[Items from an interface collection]
________

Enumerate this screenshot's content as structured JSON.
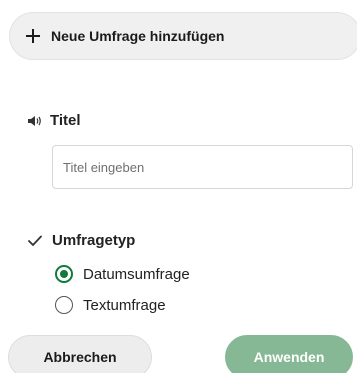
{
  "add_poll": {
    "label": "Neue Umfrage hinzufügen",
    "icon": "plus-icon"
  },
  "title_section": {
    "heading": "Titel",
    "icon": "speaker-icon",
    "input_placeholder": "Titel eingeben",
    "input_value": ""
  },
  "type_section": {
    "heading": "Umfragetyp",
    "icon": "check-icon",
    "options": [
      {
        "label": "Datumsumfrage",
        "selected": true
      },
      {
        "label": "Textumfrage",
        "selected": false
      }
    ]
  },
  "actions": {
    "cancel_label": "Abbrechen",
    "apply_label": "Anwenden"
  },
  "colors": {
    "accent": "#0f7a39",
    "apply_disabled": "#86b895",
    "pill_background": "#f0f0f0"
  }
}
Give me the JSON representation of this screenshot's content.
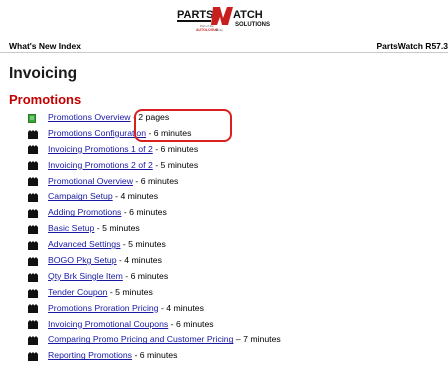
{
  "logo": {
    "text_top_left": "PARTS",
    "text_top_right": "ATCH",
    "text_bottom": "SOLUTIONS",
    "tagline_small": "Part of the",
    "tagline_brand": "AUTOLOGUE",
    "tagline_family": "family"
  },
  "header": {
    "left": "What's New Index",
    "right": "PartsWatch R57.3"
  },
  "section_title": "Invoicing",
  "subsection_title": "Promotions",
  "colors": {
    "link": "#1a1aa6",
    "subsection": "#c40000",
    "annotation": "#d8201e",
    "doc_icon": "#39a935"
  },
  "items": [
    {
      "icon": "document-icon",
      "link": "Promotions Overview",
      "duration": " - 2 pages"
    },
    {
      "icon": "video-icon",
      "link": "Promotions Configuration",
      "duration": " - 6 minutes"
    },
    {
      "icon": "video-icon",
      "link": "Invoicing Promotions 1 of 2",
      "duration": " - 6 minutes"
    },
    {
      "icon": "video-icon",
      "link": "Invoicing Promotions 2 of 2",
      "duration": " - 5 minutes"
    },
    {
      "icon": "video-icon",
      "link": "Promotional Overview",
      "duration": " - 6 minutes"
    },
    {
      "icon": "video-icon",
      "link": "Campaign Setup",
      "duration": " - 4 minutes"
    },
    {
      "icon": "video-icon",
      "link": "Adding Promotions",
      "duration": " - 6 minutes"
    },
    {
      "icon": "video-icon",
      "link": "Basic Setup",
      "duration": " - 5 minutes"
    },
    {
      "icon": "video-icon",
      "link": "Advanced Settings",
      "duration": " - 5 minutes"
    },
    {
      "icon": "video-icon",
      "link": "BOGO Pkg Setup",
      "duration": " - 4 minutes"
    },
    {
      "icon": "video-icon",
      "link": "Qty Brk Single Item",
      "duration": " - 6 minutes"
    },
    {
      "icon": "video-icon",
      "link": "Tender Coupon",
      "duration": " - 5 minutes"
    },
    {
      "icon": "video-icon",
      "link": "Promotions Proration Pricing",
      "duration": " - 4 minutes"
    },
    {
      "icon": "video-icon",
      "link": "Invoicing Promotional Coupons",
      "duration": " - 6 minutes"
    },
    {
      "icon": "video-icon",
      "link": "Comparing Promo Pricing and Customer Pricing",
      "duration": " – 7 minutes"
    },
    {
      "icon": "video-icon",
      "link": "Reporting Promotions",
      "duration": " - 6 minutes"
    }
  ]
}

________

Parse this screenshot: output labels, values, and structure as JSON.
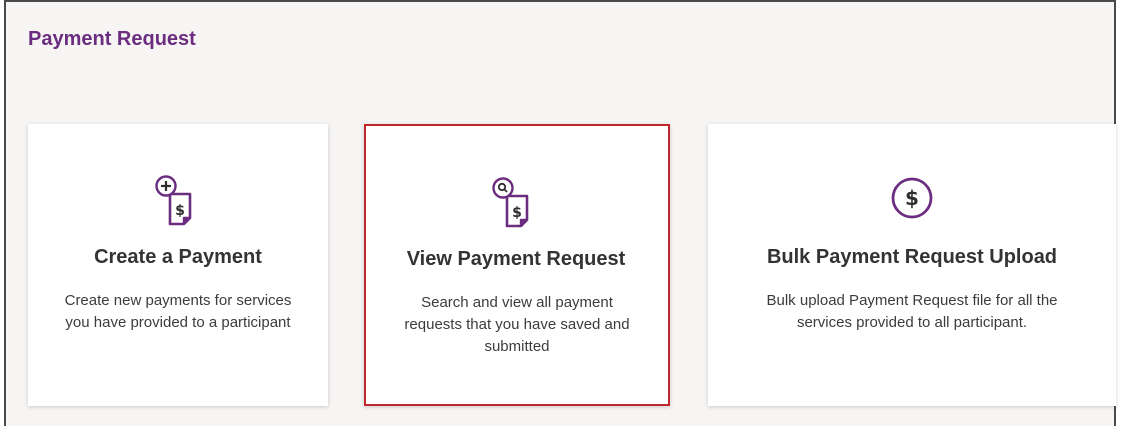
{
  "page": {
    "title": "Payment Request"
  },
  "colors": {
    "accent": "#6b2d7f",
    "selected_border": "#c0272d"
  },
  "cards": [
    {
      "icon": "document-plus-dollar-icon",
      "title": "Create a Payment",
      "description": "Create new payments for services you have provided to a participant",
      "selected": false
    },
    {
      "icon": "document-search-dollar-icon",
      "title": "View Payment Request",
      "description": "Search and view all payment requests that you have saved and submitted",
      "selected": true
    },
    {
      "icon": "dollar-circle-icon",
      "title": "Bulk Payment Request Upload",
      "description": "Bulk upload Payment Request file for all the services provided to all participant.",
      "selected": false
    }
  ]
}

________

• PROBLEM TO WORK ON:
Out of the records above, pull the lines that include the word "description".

• FINISHED EXERCISE:
      "description": "Create new payments for services you have provided to a participant",
      "description": "Search and view all payment requests that you have saved and submitted",
      "description": "Bulk upload Payment Request file for all the services provided to all participant.",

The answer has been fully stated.